■ What is being asked
All lines in the data that hold the word "JSON" need copying.

■ Data for review
*-*-*
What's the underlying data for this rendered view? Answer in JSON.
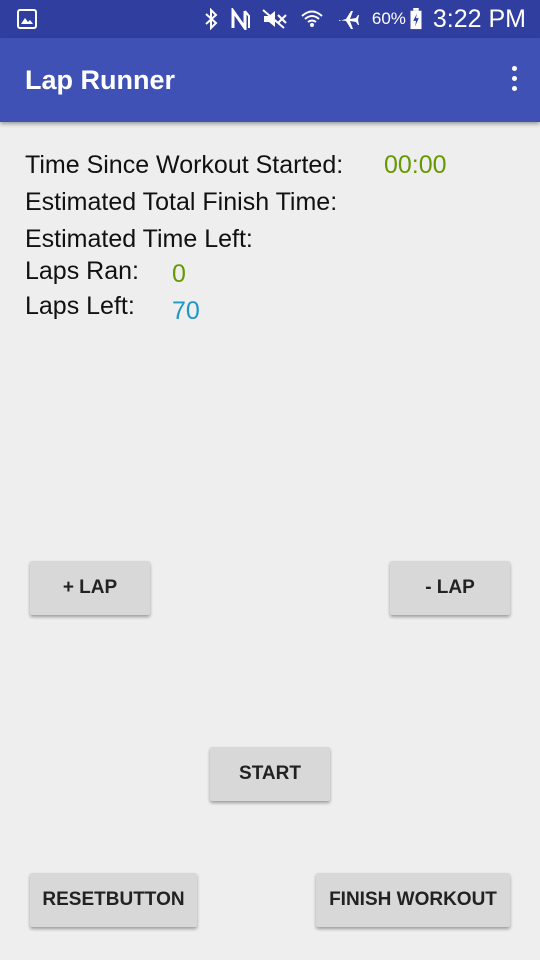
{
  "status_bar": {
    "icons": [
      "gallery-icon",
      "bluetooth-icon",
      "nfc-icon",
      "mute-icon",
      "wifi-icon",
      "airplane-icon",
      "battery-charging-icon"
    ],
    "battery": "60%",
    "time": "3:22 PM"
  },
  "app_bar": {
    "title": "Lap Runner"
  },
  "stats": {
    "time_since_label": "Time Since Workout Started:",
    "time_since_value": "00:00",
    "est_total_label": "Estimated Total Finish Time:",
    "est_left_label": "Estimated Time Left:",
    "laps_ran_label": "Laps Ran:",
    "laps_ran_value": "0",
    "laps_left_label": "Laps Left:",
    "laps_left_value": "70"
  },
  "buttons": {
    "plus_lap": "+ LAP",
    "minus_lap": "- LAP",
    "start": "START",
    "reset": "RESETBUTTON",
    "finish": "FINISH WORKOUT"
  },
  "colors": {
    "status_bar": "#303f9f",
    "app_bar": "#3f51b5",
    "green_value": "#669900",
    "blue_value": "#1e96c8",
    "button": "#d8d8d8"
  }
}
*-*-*
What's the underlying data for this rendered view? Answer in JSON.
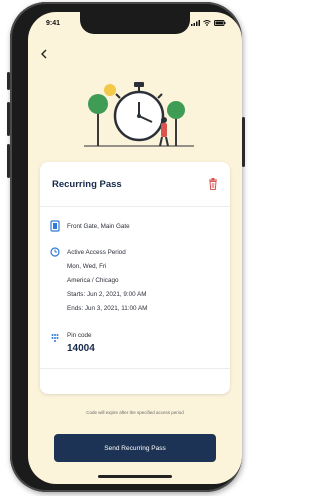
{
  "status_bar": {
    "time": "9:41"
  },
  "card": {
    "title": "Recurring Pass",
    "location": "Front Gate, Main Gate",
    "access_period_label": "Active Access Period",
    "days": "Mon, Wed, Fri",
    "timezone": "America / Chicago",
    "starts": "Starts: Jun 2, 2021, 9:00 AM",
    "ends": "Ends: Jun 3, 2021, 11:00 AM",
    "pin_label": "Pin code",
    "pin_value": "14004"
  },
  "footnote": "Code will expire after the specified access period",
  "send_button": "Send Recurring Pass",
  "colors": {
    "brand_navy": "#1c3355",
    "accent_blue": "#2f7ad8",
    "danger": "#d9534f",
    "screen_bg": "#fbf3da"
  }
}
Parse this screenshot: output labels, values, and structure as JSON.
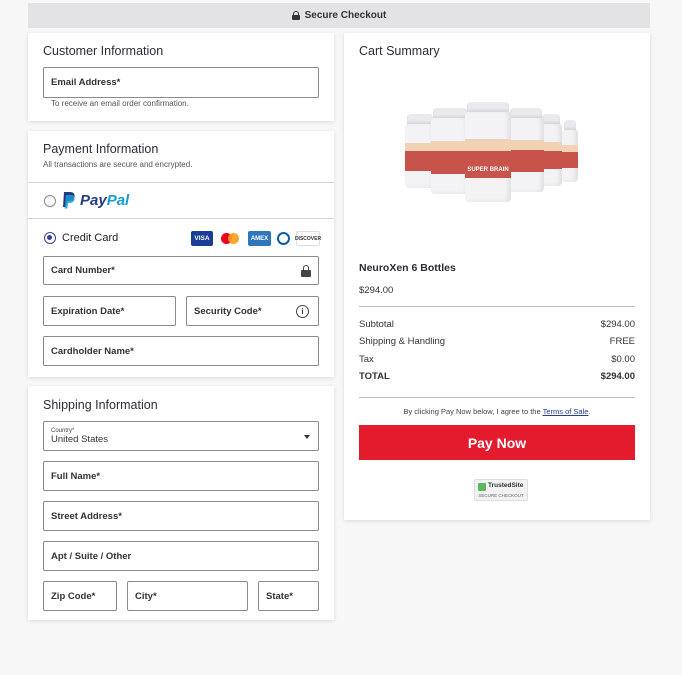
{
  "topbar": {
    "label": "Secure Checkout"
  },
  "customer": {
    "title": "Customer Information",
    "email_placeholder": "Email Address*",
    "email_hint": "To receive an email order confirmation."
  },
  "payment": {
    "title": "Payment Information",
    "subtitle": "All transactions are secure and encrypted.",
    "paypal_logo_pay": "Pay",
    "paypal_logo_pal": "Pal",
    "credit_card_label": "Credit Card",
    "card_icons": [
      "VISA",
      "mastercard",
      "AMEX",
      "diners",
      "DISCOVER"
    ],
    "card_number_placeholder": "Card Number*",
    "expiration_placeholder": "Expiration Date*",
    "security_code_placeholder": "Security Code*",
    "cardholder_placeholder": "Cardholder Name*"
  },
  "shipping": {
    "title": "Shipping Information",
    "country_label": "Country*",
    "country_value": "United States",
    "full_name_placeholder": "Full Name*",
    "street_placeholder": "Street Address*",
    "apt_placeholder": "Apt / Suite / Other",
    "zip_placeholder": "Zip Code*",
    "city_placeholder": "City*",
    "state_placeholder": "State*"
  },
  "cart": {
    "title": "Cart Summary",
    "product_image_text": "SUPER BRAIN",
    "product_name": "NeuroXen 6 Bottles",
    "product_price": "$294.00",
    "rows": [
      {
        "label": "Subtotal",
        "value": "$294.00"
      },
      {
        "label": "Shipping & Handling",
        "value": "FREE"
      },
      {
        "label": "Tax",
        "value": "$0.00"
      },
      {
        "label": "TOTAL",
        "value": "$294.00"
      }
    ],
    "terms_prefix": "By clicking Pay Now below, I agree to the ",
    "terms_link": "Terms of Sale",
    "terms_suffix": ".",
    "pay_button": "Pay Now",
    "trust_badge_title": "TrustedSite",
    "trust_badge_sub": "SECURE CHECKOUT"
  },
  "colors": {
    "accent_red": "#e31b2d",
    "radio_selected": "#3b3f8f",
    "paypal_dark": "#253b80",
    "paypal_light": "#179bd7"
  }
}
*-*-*
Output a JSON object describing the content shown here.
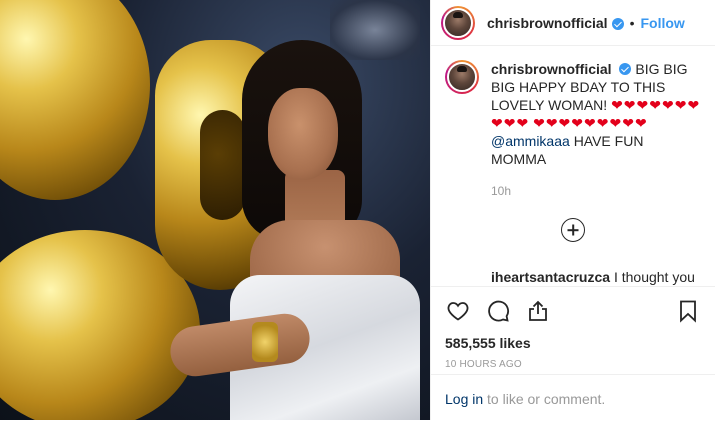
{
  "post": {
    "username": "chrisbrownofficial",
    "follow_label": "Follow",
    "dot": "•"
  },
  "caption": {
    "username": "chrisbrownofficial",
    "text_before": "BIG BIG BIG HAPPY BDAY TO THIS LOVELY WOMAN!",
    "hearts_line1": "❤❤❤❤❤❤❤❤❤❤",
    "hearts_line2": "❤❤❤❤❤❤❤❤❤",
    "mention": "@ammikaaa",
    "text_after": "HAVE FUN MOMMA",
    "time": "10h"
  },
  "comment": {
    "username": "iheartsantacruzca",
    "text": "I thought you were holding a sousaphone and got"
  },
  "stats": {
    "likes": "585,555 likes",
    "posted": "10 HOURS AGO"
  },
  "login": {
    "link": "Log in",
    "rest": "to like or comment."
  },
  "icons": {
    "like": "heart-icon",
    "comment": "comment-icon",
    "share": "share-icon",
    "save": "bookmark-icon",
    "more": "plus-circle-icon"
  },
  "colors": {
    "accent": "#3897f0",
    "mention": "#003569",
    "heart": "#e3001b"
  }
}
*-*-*
■ Answer for this exercise
What's the underlying data for this rendered view? Answer in JSON.
What's the underlying data for this rendered view? Answer in JSON.
Parse this screenshot: output labels, values, and structure as JSON.
Output a JSON object describing the content shown here.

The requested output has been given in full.